Wednesday, 29 March

Failure to procure vaccines will reverse gains made to reduce under-5-mortality – PSG

Health News
The PSG reminded government that infectious disease forms the bulk of causes of mortality among children younger than 5 years

 The Paediatric Society of Ghana (PSG) has bemoaned the vaccine shortage that has hit certain parts of the country. 

This comes on the back of reports of shortage of vaccines across the country.

In a statement issued by the PSG, it stressed that if urgent steps are not taken to remedy the situation, the country, which has struggled to meet its target of reducing “under-5-mortality (U5M) will reverse its gains.”

Following reports by the Ghana Health Service (GHS), on the outbreak of measles in the Northern region, involving 50 children, the PSG said its investigations reveal that “more than 90 cases have been recorded in one major facility alone.”
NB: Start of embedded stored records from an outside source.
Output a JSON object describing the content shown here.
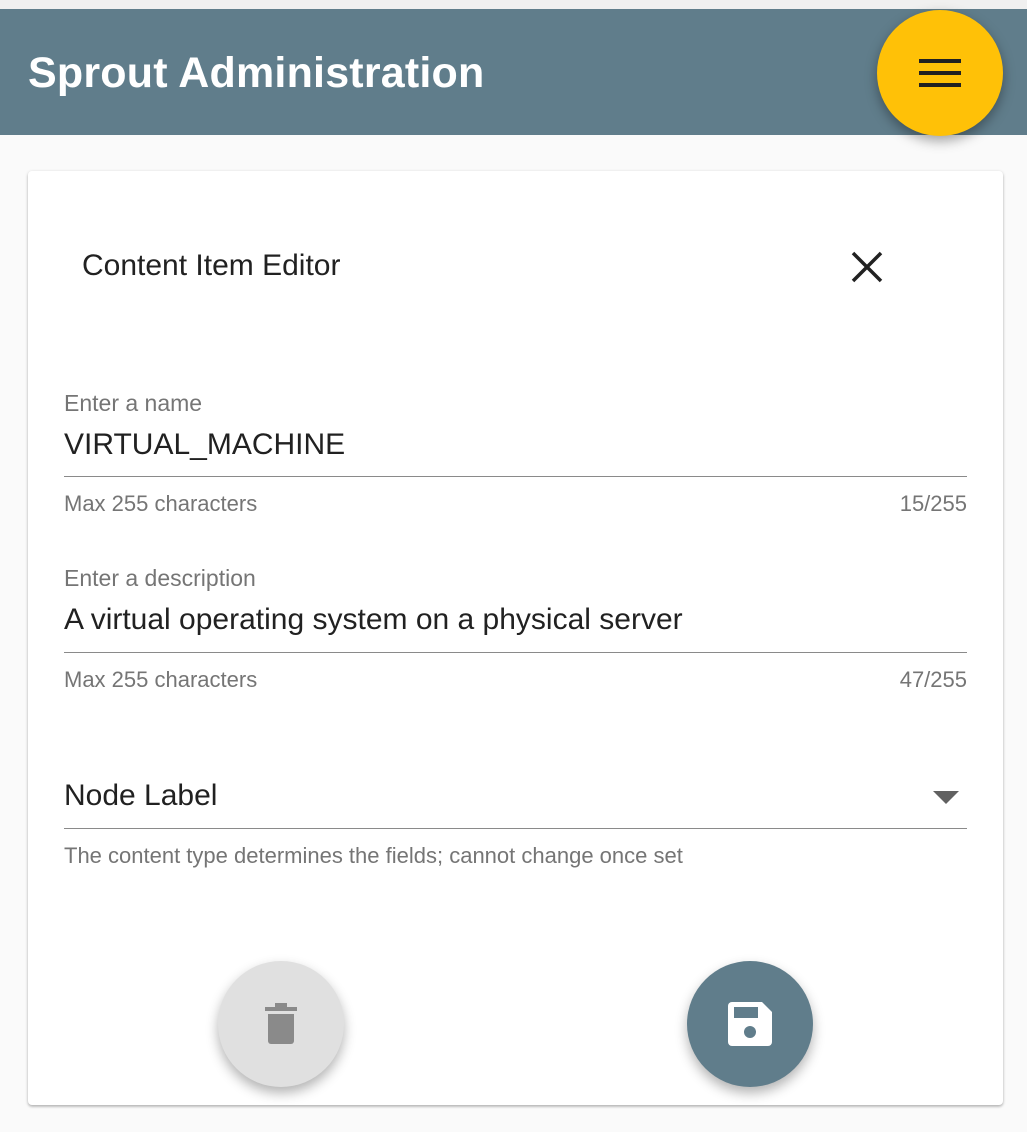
{
  "app": {
    "title": "Sprout Administration",
    "menu_icon": "menu-icon"
  },
  "editor": {
    "title": "Content Item Editor",
    "close_icon": "close-icon",
    "fields": [
      {
        "label": "Enter a name",
        "value": "VIRTUAL_MACHINE",
        "hint": "Max 255 characters",
        "counter": "15/255"
      },
      {
        "label": "Enter a description",
        "value": "A virtual operating system on a physical server",
        "hint": "Max 255 characters",
        "counter": "47/255"
      }
    ],
    "select": {
      "value": "Node Label",
      "hint": "The content type determines the fields; cannot change once set",
      "arrow_icon": "dropdown-arrow-icon"
    },
    "actions": {
      "delete_icon": "trash-icon",
      "save_icon": "save-icon"
    }
  },
  "colors": {
    "primary": "#607d8b",
    "accent": "#ffc107",
    "disabled_fab": "#e0e0e0"
  }
}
It noted that: “The shortage extends beyond Measles vaccine to other childhood diseases including Rotavirus, Tuberculosis, and Pneumococcal vaccines.”

It further noted that: “This is a nationwide problem as Northern, Bono East and other regions including Greater Accra are increasingly reporting shortages of vaccines alongside resurgence of vaccine preventable diseases.”

It indicated that: “The current situation could become worse if resources are not made available for the management of these outbreaks among them; surveillance, diagnostic, treatment and community engagement to reverse the direction.”

The PSG reminded “government that infectious disease forms the bulk of causes of mortality among children younger than 5 years and that the most effective anti-dote is vaccination of children from birth to 5 years.”

It also cautioned that failure of the country to “prioritise procurement of vaccines and prevent supply chain disruptions of immunising children under the Expanded Programme of Immunisation will lead to the reversal of gains in under-5-mortality in the country.”

It, therefore, urged government and its “development partners such as WHO, UNICEF, GAVI and USAID and others as a matter of urgency to take all the necessary steps to stem the negative trend of vaccine shortage to avert further disease outbreaks among children in Ghana.”

Meanwhile, the Health Minister Dr Kwaku Agyeman Manu has been invited to an emergency meeting with the Parliamentary Committee on Health.

At the meeting, scheduled to take place today, Tuesday, 28 February 2023, the Minister will be expected to brief the Committee on the current nationwide vaccine shortage.

He is also expected to tell the committee measures put in place by his Ministry to address the situation.

The Committee has also invited the GHS, and other institutions on the same issue.

There is a shortage of vaccines used for routine vaccination in children from child birth to 18 months in some parts of the country.